*** Material for this task Section Begins ***
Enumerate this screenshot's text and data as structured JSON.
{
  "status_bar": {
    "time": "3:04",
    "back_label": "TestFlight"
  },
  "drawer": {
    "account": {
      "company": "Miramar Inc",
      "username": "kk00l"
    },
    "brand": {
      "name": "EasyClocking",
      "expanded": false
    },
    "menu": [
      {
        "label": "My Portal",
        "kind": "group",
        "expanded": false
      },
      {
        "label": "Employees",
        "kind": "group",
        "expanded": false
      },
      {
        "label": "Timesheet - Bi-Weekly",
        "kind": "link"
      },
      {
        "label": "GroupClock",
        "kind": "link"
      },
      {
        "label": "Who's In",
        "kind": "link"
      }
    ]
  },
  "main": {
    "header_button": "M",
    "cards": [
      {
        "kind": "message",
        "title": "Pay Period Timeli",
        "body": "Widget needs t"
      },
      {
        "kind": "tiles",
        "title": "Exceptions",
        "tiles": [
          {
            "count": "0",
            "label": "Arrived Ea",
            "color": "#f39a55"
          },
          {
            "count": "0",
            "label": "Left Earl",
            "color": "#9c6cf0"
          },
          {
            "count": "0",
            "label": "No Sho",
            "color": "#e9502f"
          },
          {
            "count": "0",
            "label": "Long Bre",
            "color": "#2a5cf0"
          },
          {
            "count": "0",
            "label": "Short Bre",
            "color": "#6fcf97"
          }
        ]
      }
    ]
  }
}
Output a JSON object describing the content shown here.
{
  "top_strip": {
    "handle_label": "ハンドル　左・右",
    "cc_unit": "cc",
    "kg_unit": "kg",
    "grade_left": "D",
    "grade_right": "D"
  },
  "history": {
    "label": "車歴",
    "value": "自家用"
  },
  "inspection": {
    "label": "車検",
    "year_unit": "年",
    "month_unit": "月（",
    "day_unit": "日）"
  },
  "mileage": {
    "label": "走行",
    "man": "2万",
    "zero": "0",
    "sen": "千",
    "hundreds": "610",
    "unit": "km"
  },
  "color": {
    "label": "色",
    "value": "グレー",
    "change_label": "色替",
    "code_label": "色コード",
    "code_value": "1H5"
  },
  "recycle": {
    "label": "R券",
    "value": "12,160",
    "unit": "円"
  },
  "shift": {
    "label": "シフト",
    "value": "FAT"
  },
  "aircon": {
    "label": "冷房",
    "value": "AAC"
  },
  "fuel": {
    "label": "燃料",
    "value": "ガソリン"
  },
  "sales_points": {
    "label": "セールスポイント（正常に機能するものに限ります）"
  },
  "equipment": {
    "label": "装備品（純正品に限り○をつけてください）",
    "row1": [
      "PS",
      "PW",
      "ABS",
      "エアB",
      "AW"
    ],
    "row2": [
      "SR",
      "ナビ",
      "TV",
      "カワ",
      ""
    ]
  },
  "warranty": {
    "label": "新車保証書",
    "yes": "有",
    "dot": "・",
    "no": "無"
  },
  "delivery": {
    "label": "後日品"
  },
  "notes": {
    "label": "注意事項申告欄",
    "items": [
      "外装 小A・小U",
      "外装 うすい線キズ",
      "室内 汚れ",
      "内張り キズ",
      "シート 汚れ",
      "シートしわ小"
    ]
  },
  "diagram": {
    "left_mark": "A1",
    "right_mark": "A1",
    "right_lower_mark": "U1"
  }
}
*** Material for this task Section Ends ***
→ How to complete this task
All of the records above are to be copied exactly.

→ Answer
Enumerate this screenshot's text and data as structured JSON.
{
  "status_bar": {
    "time": "3:04",
    "back_label": "TestFlight"
  },
  "drawer": {
    "account": {
      "company": "Miramar Inc",
      "username": "kk00l"
    },
    "brand": {
      "name": "EasyClocking",
      "expanded": false
    },
    "menu": [
      {
        "label": "My Portal",
        "kind": "group",
        "expanded": false
      },
      {
        "label": "Employees",
        "kind": "group",
        "expanded": false
      },
      {
        "label": "Timesheet - Bi-Weekly",
        "kind": "link"
      },
      {
        "label": "GroupClock",
        "kind": "link"
      },
      {
        "label": "Who's In",
        "kind": "link"
      }
    ]
  },
  "main": {
    "header_button": "M",
    "cards": [
      {
        "kind": "message",
        "title": "Pay Period Timeli",
        "body": "Widget needs t"
      },
      {
        "kind": "tiles",
        "title": "Exceptions",
        "tiles": [
          {
            "count": "0",
            "label": "Arrived Ea",
            "color": "#f39a55"
          },
          {
            "count": "0",
            "label": "Left Earl",
            "color": "#9c6cf0"
          },
          {
            "count": "0",
            "label": "No Sho",
            "color": "#e9502f"
          },
          {
            "count": "0",
            "label": "Long Bre",
            "color": "#2a5cf0"
          },
          {
            "count": "0",
            "label": "Short Bre",
            "color": "#6fcf97"
          }
        ]
      }
    ]
  }
}
Output a JSON object describing the content shown here.
{
  "top_strip": {
    "handle_label": "ハンドル　左・右",
    "cc_unit": "cc",
    "kg_unit": "kg",
    "grade_left": "D",
    "grade_right": "D"
  },
  "history": {
    "label": "車歴",
    "value": "自家用"
  },
  "inspection": {
    "label": "車検",
    "year_unit": "年",
    "month_unit": "月（",
    "day_unit": "日）"
  },
  "mileage": {
    "label": "走行",
    "man": "2万",
    "zero": "0",
    "sen": "千",
    "hundreds": "610",
    "unit": "km"
  },
  "color": {
    "label": "色",
    "value": "グレー",
    "change_label": "色替",
    "code_label": "色コード",
    "code_value": "1H5"
  },
  "recycle": {
    "label": "R券",
    "value": "12,160",
    "unit": "円"
  },
  "shift": {
    "label": "シフト",
    "value": "FAT"
  },
  "aircon": {
    "label": "冷房",
    "value": "AAC"
  },
  "fuel": {
    "label": "燃料",
    "value": "ガソリン"
  },
  "sales_points": {
    "label": "セールスポイント（正常に機能するものに限ります）"
  },
  "equipment": {
    "label": "装備品（純正品に限り○をつけてください）",
    "row1": [
      "PS",
      "PW",
      "ABS",
      "エアB",
      "AW"
    ],
    "row2": [
      "SR",
      "ナビ",
      "TV",
      "カワ",
      ""
    ]
  },
  "warranty": {
    "label": "新車保証書",
    "yes": "有",
    "dot": "・",
    "no": "無"
  },
  "delivery": {
    "label": "後日品"
  },
  "notes": {
    "label": "注意事項申告欄",
    "items": [
      "外装 小A・小U",
      "外装 うすい線キズ",
      "室内 汚れ",
      "内張り キズ",
      "シート 汚れ",
      "シートしわ小"
    ]
  },
  "diagram": {
    "left_mark": "A1",
    "right_mark": "A1",
    "right_lower_mark": "U1"
  }
}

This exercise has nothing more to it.